Stay home order shakes up Pasco finals, food service, board meeting

The district aims to keep people safe while also meeting needs.
Cassie Miller, Assistant Manager of Food and Nutrition Services, hands out pre-packaged meals at Fivay High in Hudson. District officials are looking for more workers to help with the service.
Cassie Miller, Assistant Manager of Food and Nutrition Services, hands out pre-packaged meals at Fivay High in Hudson. District officials are looking for more workers to help with the service. [ MICHELE MILLER | Times ]
Published April 3, 2020|Updated April 3, 2020

Gov. Ron DeSantis’ statewide stay at home order has led to even more changes in the Pasco County school district.

The district has canceled all its local final exams, leaving only Advanced Placement and industry certification tests left for the remainder of the year. Student grades will be based on their other coursework for the semester.

The School Board has ripped up its plans for its Tuesday meeting, moving to an almost completely telephonic session.

The transportation and food services departments have put out an all-call for extra help to distribute free meals to the county’s children. Many of the staff preparing and delivering the food fall into the over-65 and underlying medical issues categories.

And schools have shifted the way they’ll be conducting daily business, with everyone working remotely except for a few on Tuesdays, when the meals are served.

The main reason comes straight from the order, aimed at stemming the spread of COVID-19. People need to stay home.

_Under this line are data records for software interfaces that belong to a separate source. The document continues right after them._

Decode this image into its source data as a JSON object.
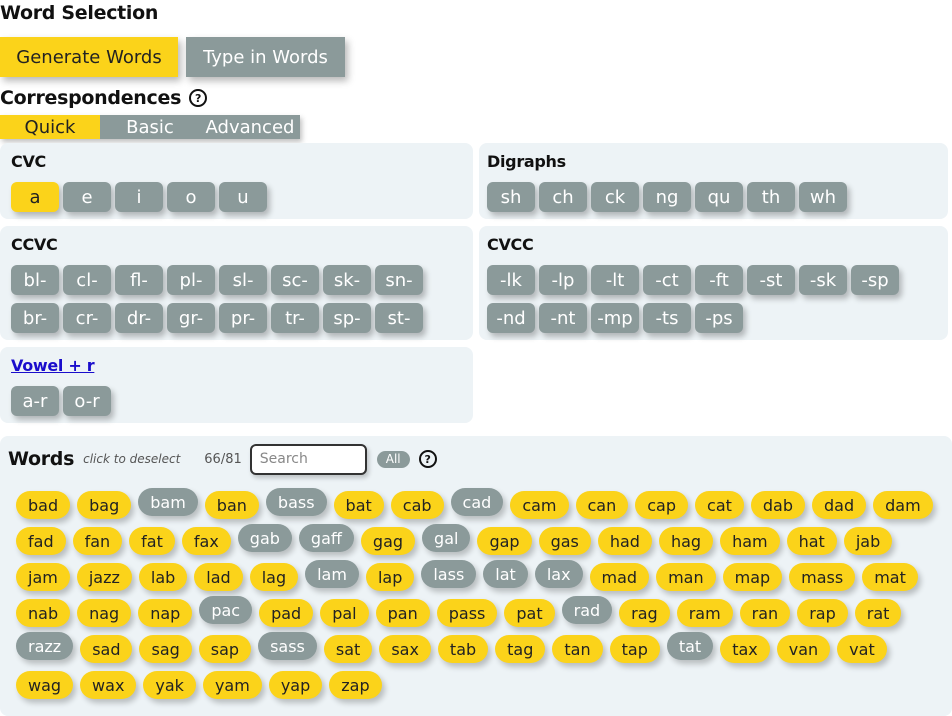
{
  "title": "Word Selection",
  "modes": [
    "Generate Words",
    "Type in Words"
  ],
  "correspondences": {
    "heading": "Correspondences",
    "help": "?",
    "tabs": [
      "Quick",
      "Basic",
      "Advanced"
    ]
  },
  "groups": [
    {
      "title": "CVC",
      "items": [
        "a",
        "e",
        "i",
        "o",
        "u"
      ],
      "selected": [
        "a"
      ]
    },
    {
      "title": "Digraphs",
      "items": [
        "sh",
        "ch",
        "ck",
        "ng",
        "qu",
        "th",
        "wh"
      ],
      "selected": []
    },
    {
      "title": "CCVC",
      "items": [
        "bl-",
        "cl-",
        "fl-",
        "pl-",
        "sl-",
        "sc-",
        "sk-",
        "sn-",
        "br-",
        "cr-",
        "dr-",
        "gr-",
        "pr-",
        "tr-",
        "sp-",
        "st-"
      ],
      "selected": []
    },
    {
      "title": "CVCC",
      "items": [
        "-lk",
        "-lp",
        "-lt",
        "-ct",
        "-ft",
        "-st",
        "-sk",
        "-sp",
        "-nd",
        "-nt",
        "-mp",
        "-ts",
        "-ps"
      ],
      "selected": []
    },
    {
      "title": "Vowel + r",
      "items": [
        "a-r",
        "o-r"
      ],
      "selected": []
    }
  ],
  "words": {
    "label": "Words",
    "hint": "click to deselect",
    "count": "66/81",
    "search_placeholder": "Search",
    "all_label": "All",
    "help": "?",
    "list": [
      {
        "w": "bad",
        "on": true
      },
      {
        "w": "bag",
        "on": true
      },
      {
        "w": "bam",
        "on": false
      },
      {
        "w": "ban",
        "on": true
      },
      {
        "w": "bass",
        "on": false
      },
      {
        "w": "bat",
        "on": true
      },
      {
        "w": "cab",
        "on": true
      },
      {
        "w": "cad",
        "on": false
      },
      {
        "w": "cam",
        "on": true
      },
      {
        "w": "can",
        "on": true
      },
      {
        "w": "cap",
        "on": true
      },
      {
        "w": "cat",
        "on": true
      },
      {
        "w": "dab",
        "on": true
      },
      {
        "w": "dad",
        "on": true
      },
      {
        "w": "dam",
        "on": true
      },
      {
        "w": "fad",
        "on": true
      },
      {
        "w": "fan",
        "on": true
      },
      {
        "w": "fat",
        "on": true
      },
      {
        "w": "fax",
        "on": true
      },
      {
        "w": "gab",
        "on": false
      },
      {
        "w": "gaff",
        "on": false
      },
      {
        "w": "gag",
        "on": true
      },
      {
        "w": "gal",
        "on": false
      },
      {
        "w": "gap",
        "on": true
      },
      {
        "w": "gas",
        "on": true
      },
      {
        "w": "had",
        "on": true
      },
      {
        "w": "hag",
        "on": true
      },
      {
        "w": "ham",
        "on": true
      },
      {
        "w": "hat",
        "on": true
      },
      {
        "w": "jab",
        "on": true
      },
      {
        "w": "jam",
        "on": true
      },
      {
        "w": "jazz",
        "on": true
      },
      {
        "w": "lab",
        "on": true
      },
      {
        "w": "lad",
        "on": true
      },
      {
        "w": "lag",
        "on": true
      },
      {
        "w": "lam",
        "on": false
      },
      {
        "w": "lap",
        "on": true
      },
      {
        "w": "lass",
        "on": false
      },
      {
        "w": "lat",
        "on": false
      },
      {
        "w": "lax",
        "on": false
      },
      {
        "w": "mad",
        "on": true
      },
      {
        "w": "man",
        "on": true
      },
      {
        "w": "map",
        "on": true
      },
      {
        "w": "mass",
        "on": true
      },
      {
        "w": "mat",
        "on": true
      },
      {
        "w": "nab",
        "on": true
      },
      {
        "w": "nag",
        "on": true
      },
      {
        "w": "nap",
        "on": true
      },
      {
        "w": "pac",
        "on": false
      },
      {
        "w": "pad",
        "on": true
      },
      {
        "w": "pal",
        "on": true
      },
      {
        "w": "pan",
        "on": true
      },
      {
        "w": "pass",
        "on": true
      },
      {
        "w": "pat",
        "on": true
      },
      {
        "w": "rad",
        "on": false
      },
      {
        "w": "rag",
        "on": true
      },
      {
        "w": "ram",
        "on": true
      },
      {
        "w": "ran",
        "on": true
      },
      {
        "w": "rap",
        "on": true
      },
      {
        "w": "rat",
        "on": true
      },
      {
        "w": "razz",
        "on": false
      },
      {
        "w": "sad",
        "on": true
      },
      {
        "w": "sag",
        "on": true
      },
      {
        "w": "sap",
        "on": true
      },
      {
        "w": "sass",
        "on": false
      },
      {
        "w": "sat",
        "on": true
      },
      {
        "w": "sax",
        "on": true
      },
      {
        "w": "tab",
        "on": true
      },
      {
        "w": "tag",
        "on": true
      },
      {
        "w": "tan",
        "on": true
      },
      {
        "w": "tap",
        "on": true
      },
      {
        "w": "tat",
        "on": false
      },
      {
        "w": "tax",
        "on": true
      },
      {
        "w": "van",
        "on": true
      },
      {
        "w": "vat",
        "on": true
      },
      {
        "w": "wag",
        "on": true
      },
      {
        "w": "wax",
        "on": true
      },
      {
        "w": "yak",
        "on": true
      },
      {
        "w": "yam",
        "on": true
      },
      {
        "w": "yap",
        "on": true
      },
      {
        "w": "zap",
        "on": true
      }
    ]
  },
  "colors": {
    "selected": "#fbd31a",
    "unselected": "#8b9a9a",
    "panel": "#edf3f6",
    "link": "#1a0dcc"
  }
}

“We need to keep people safe,” superintendent Kurt Browning said.

Here’s a quick breakdown of the issues:

Finals are canceled. The move puts the district in line with the state decision to call off all Florida Standards Assessments and end-of-course exams. Several other districts, including Hillsborough County, have taken similar steps.

The goal is to remove the added stress on students, who are adjusting to remote schooling, and leave the focus on learning rather than on testing.

Meal plan needs help. The district will continue to deliver five days’ worth of free breakfasts and lunches to more than 30 locations each Tuesday. However, many of its cafeteria workers and bus drivers are either 65 and older, or have underlying medical conditions, meaning they need to stay home to protect themselves.

With more than 88,000 meals being served last week, the district expects similar numbers or higher going forward.

“We’re doing an all call to staff to see if they can come in and help us,” Browning said.

A telephonic public hearing. With the governor’s executive order, Browning was able to use his emergency authority laid out in district policy 0132 to waive the requirement that three board members be physically present for a business meeting. The board plans to go forward with its meeting at 6 p.m. Tuesday, including a public hearing on school boundary revisions, but most members are expected to attend by telephone.

The public will be able to interact with the board by phone, or by sending written comments. The meeting also will be broadcast on the district’s YouTube channel.

Board chairwoman Colleen Beaudoin, member Megan Harding, Browning and board attorney Dennis Alfonso still plan to be in the boardroom in Building 3, though, in case some residents choose to attend and speak, as was advertised may take place.

“I think it’s my responsibility as chair to officially preside over the meeting live feed,” Beaudoin said.

Office hours changed. Before the governor’s order, principals had planned to work from their offices along with a skeleton crew, as well as custodial staff who would complete needed projects. The new schedule has campuses closed and everyone working from home except Tuesdays — the same day the meals are distributed.

Parents who have concerns and need to meet with the administration will need to call in advance to schedule appointments, in order to maintain safe distances while still allowing for the district’s essential business operations.

Browning said he anticipated more changes might arise in the coming weeks.

“I know it’s tough,” he said. “But this is a really weird place we find ourselves in.”